Google, along with fellow tech giants such as Amazon, Facebook and Twitter, has drawn increasing scrutiny this year over concerns that its "concentrated authority resembles the divine right of kings," as the New York Times put it. In recent months, it's faced stumbling blocks when it returned misinformation and conspiracy theories during crises such as mass shootings, and became embroiled in the ever-expanding Russian electoral interference scandal. But one particularly disturbing note concerned Google subsidiary YouTube and its YouTube Kids section, which everyone seems to have recently realised was promoting weird-arse, creepy content to children via algorithmically suggested videos and a seeming lack of moderation.
You know, casual stuff such as videos of Peppa Pig being tortured by her dentist and drinking bleach, or videos of Spider-Man hitting on bikini babes. While parenting styles vary, most would not want their four-year-olds to be watching this stuff. Other concerns have included terrifying videos featuring actual children in potentially hazardous situations. It isn't a new trend, but it has begun to attract major attention.
Now Google appears to be taking action, TechCrunch reports. In a blog post today, YouTube explained that it would be taking a series of actions to crack down on a "growing trend around content on YouTube that attempts to pass as family-friendly, but is clearly not".
According to YouTube, it's already closed down some 50 channels with content "featuring minors that may be endangering a child, even if that was not the uploader's intent", as well as deleted thousands of videos. It's also implementing automatic age restriction of videos featuring "family entertainment characters but containing mature themes or adult humor". The video giant also claimed to be investing in machine learning and other tools to escalate violations to human moderators.

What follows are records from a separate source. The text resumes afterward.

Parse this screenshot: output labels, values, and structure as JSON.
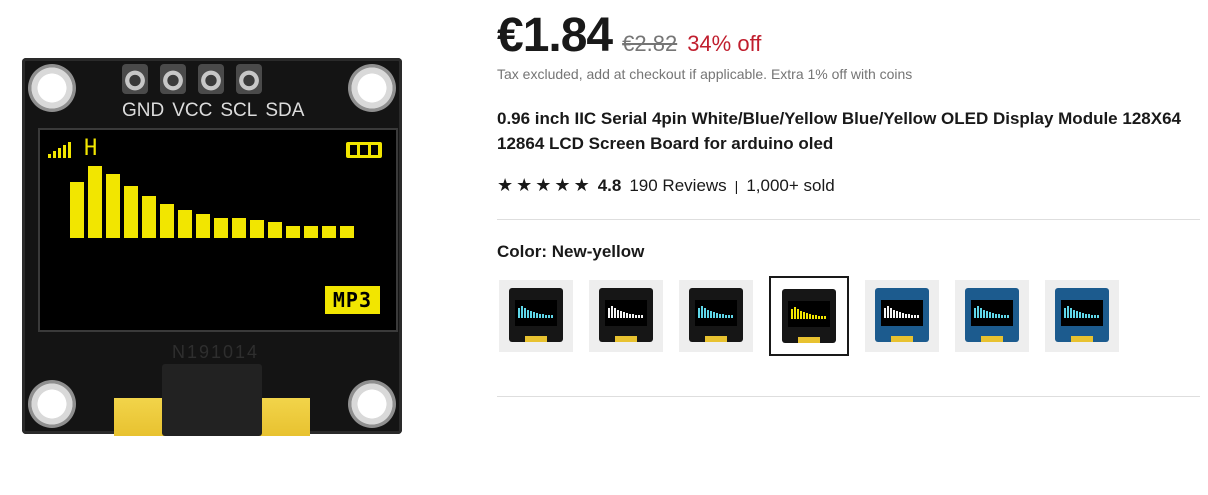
{
  "product_image": {
    "pin_labels": [
      "GND",
      "VCC",
      "SCL",
      "SDA"
    ],
    "screen_letter": "H",
    "screen_badge": "MP3",
    "chip_label": "N191014",
    "display_color": "#f2e600"
  },
  "price": {
    "current": "€1.84",
    "original": "€2.82",
    "discount": "34% off",
    "note": "Tax excluded, add at checkout if applicable. Extra 1% off with coins"
  },
  "title": "0.96 inch IIC Serial 4pin White/Blue/Yellow Blue/Yellow OLED Display Module 128X64 12864 LCD Screen Board for arduino oled",
  "rating": {
    "stars": 5,
    "value": "4.8",
    "reviews": "190 Reviews",
    "sold": "1,000+ sold"
  },
  "color": {
    "label": "Color: New-yellow",
    "options": [
      {
        "variant": "cyan",
        "board": "black",
        "selected": false
      },
      {
        "variant": "white",
        "board": "black",
        "selected": false
      },
      {
        "variant": "cyan",
        "board": "black",
        "selected": false
      },
      {
        "variant": "yellow",
        "board": "black",
        "selected": true
      },
      {
        "variant": "white",
        "board": "blue",
        "selected": false
      },
      {
        "variant": "cyan",
        "board": "blue",
        "selected": false
      },
      {
        "variant": "cyan",
        "board": "blue",
        "selected": false
      }
    ]
  },
  "colors": {
    "discount_red": "#c01e2e",
    "text_dark": "#191919",
    "text_muted": "#757575"
  }
}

YouTube also said it would be demonetising all videos including said family entertainment characters depicted in violent or offensive situations - removing at least some of the incentive to make them in the first place - as well as disabling comment sections when its combination of machine and human moderators detects inappropriate or illegal behaviour. Finally, it added that it would work to clarify standards and guidelines for content creators as well as include more "experts" in its policy formation and moderation processes.
This is a lot of talk, but with millions of videos already on the site, eliminating the vast majority of the content is probably impossible and even keeping it from children is the kind of labour-intensive project that is easier said than done. In the meantime, there's a simple solution suggested by Gizmodo colleague Adam Clark Estes: Maybe don't let your little kids on YouTube unsupervised.